WHAT YOU NEED TO DO: Repeat each entry below exactly.

── DATA TO PROCESS ──

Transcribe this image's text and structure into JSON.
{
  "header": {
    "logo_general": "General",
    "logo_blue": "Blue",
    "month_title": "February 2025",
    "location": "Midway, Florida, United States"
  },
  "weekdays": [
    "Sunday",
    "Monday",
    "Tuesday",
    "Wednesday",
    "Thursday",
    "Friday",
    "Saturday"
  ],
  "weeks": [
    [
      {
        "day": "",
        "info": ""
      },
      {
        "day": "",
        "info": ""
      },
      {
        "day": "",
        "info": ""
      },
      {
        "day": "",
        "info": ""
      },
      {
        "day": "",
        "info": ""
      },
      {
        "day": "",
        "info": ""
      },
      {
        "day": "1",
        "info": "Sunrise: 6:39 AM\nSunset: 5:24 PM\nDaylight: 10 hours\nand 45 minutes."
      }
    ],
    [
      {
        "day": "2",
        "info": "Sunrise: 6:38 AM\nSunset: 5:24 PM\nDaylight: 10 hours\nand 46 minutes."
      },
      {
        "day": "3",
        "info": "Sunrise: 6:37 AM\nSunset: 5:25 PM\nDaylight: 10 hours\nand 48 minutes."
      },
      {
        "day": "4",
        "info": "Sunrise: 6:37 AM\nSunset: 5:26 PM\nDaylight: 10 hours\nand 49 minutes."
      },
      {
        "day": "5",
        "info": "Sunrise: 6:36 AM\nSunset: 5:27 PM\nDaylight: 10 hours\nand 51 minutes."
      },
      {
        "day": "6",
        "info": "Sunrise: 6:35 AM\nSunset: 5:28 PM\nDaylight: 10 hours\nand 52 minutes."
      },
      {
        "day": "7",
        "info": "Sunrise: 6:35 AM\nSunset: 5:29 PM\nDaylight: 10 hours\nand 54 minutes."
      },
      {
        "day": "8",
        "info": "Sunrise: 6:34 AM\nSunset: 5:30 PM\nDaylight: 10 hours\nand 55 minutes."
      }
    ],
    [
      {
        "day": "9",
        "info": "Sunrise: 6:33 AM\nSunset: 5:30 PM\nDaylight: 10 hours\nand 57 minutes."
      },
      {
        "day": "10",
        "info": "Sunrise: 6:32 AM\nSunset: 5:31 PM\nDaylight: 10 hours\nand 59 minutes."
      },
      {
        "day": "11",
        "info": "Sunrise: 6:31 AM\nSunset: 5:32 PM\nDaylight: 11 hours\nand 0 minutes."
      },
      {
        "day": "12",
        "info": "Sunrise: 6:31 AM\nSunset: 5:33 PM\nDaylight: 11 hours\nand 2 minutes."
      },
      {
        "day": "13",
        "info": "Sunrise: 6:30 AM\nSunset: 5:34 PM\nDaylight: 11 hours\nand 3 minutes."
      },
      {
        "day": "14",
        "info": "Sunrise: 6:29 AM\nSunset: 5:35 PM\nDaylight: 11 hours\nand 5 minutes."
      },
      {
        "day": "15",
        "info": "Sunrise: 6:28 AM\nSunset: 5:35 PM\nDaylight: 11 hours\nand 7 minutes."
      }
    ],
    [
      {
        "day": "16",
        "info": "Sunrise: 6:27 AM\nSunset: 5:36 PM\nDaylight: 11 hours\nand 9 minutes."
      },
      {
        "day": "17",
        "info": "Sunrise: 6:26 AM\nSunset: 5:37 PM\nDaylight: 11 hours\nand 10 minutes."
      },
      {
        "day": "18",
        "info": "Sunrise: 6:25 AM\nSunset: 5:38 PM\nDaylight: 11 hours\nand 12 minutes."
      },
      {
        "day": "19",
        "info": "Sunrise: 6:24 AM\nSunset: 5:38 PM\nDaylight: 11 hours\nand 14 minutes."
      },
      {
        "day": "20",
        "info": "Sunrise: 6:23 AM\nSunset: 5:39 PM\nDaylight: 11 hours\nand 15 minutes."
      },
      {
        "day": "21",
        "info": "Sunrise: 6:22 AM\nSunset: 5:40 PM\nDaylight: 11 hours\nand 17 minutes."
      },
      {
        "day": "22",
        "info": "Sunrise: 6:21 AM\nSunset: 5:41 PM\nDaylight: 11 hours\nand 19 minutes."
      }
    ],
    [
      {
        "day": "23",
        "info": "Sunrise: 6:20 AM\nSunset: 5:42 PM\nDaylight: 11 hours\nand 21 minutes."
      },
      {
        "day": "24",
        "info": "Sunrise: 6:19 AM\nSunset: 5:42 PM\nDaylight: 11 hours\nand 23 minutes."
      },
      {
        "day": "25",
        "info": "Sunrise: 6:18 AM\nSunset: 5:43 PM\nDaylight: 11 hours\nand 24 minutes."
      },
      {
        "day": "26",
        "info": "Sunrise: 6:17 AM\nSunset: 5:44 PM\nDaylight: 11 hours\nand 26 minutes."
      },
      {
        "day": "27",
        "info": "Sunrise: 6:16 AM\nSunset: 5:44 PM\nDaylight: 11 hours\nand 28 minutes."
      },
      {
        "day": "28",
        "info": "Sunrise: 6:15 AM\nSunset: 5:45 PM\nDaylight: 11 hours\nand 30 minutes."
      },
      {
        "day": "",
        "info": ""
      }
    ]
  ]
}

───

ANSWER SPACE:
Transcribe this image's text and structure into JSON.
{
  "header": {
    "logo_general": "General",
    "logo_blue": "Blue",
    "month_title": "February 2025",
    "location": "Midway, Florida, United States"
  },
  "weekdays": [
    "Sunday",
    "Monday",
    "Tuesday",
    "Wednesday",
    "Thursday",
    "Friday",
    "Saturday"
  ],
  "weeks": [
    [
      {
        "day": "",
        "info": ""
      },
      {
        "day": "",
        "info": ""
      },
      {
        "day": "",
        "info": ""
      },
      {
        "day": "",
        "info": ""
      },
      {
        "day": "",
        "info": ""
      },
      {
        "day": "",
        "info": ""
      },
      {
        "day": "1",
        "info": "Sunrise: 6:39 AM\nSunset: 5:24 PM\nDaylight: 10 hours\nand 45 minutes."
      }
    ],
    [
      {
        "day": "2",
        "info": "Sunrise: 6:38 AM\nSunset: 5:24 PM\nDaylight: 10 hours\nand 46 minutes."
      },
      {
        "day": "3",
        "info": "Sunrise: 6:37 AM\nSunset: 5:25 PM\nDaylight: 10 hours\nand 48 minutes."
      },
      {
        "day": "4",
        "info": "Sunrise: 6:37 AM\nSunset: 5:26 PM\nDaylight: 10 hours\nand 49 minutes."
      },
      {
        "day": "5",
        "info": "Sunrise: 6:36 AM\nSunset: 5:27 PM\nDaylight: 10 hours\nand 51 minutes."
      },
      {
        "day": "6",
        "info": "Sunrise: 6:35 AM\nSunset: 5:28 PM\nDaylight: 10 hours\nand 52 minutes."
      },
      {
        "day": "7",
        "info": "Sunrise: 6:35 AM\nSunset: 5:29 PM\nDaylight: 10 hours\nand 54 minutes."
      },
      {
        "day": "8",
        "info": "Sunrise: 6:34 AM\nSunset: 5:30 PM\nDaylight: 10 hours\nand 55 minutes."
      }
    ],
    [
      {
        "day": "9",
        "info": "Sunrise: 6:33 AM\nSunset: 5:30 PM\nDaylight: 10 hours\nand 57 minutes."
      },
      {
        "day": "10",
        "info": "Sunrise: 6:32 AM\nSunset: 5:31 PM\nDaylight: 10 hours\nand 59 minutes."
      },
      {
        "day": "11",
        "info": "Sunrise: 6:31 AM\nSunset: 5:32 PM\nDaylight: 11 hours\nand 0 minutes."
      },
      {
        "day": "12",
        "info": "Sunrise: 6:31 AM\nSunset: 5:33 PM\nDaylight: 11 hours\nand 2 minutes."
      },
      {
        "day": "13",
        "info": "Sunrise: 6:30 AM\nSunset: 5:34 PM\nDaylight: 11 hours\nand 3 minutes."
      },
      {
        "day": "14",
        "info": "Sunrise: 6:29 AM\nSunset: 5:35 PM\nDaylight: 11 hours\nand 5 minutes."
      },
      {
        "day": "15",
        "info": "Sunrise: 6:28 AM\nSunset: 5:35 PM\nDaylight: 11 hours\nand 7 minutes."
      }
    ],
    [
      {
        "day": "16",
        "info": "Sunrise: 6:27 AM\nSunset: 5:36 PM\nDaylight: 11 hours\nand 9 minutes."
      },
      {
        "day": "17",
        "info": "Sunrise: 6:26 AM\nSunset: 5:37 PM\nDaylight: 11 hours\nand 10 minutes."
      },
      {
        "day": "18",
        "info": "Sunrise: 6:25 AM\nSunset: 5:38 PM\nDaylight: 11 hours\nand 12 minutes."
      },
      {
        "day": "19",
        "info": "Sunrise: 6:24 AM\nSunset: 5:38 PM\nDaylight: 11 hours\nand 14 minutes."
      },
      {
        "day": "20",
        "info": "Sunrise: 6:23 AM\nSunset: 5:39 PM\nDaylight: 11 hours\nand 15 minutes."
      },
      {
        "day": "21",
        "info": "Sunrise: 6:22 AM\nSunset: 5:40 PM\nDaylight: 11 hours\nand 17 minutes."
      },
      {
        "day": "22",
        "info": "Sunrise: 6:21 AM\nSunset: 5:41 PM\nDaylight: 11 hours\nand 19 minutes."
      }
    ],
    [
      {
        "day": "23",
        "info": "Sunrise: 6:20 AM\nSunset: 5:42 PM\nDaylight: 11 hours\nand 21 minutes."
      },
      {
        "day": "24",
        "info": "Sunrise: 6:19 AM\nSunset: 5:42 PM\nDaylight: 11 hours\nand 23 minutes."
      },
      {
        "day": "25",
        "info": "Sunrise: 6:18 AM\nSunset: 5:43 PM\nDaylight: 11 hours\nand 24 minutes."
      },
      {
        "day": "26",
        "info": "Sunrise: 6:17 AM\nSunset: 5:44 PM\nDaylight: 11 hours\nand 26 minutes."
      },
      {
        "day": "27",
        "info": "Sunrise: 6:16 AM\nSunset: 5:44 PM\nDaylight: 11 hours\nand 28 minutes."
      },
      {
        "day": "28",
        "info": "Sunrise: 6:15 AM\nSunset: 5:45 PM\nDaylight: 11 hours\nand 30 minutes."
      },
      {
        "day": "",
        "info": ""
      }
    ]
  ]
}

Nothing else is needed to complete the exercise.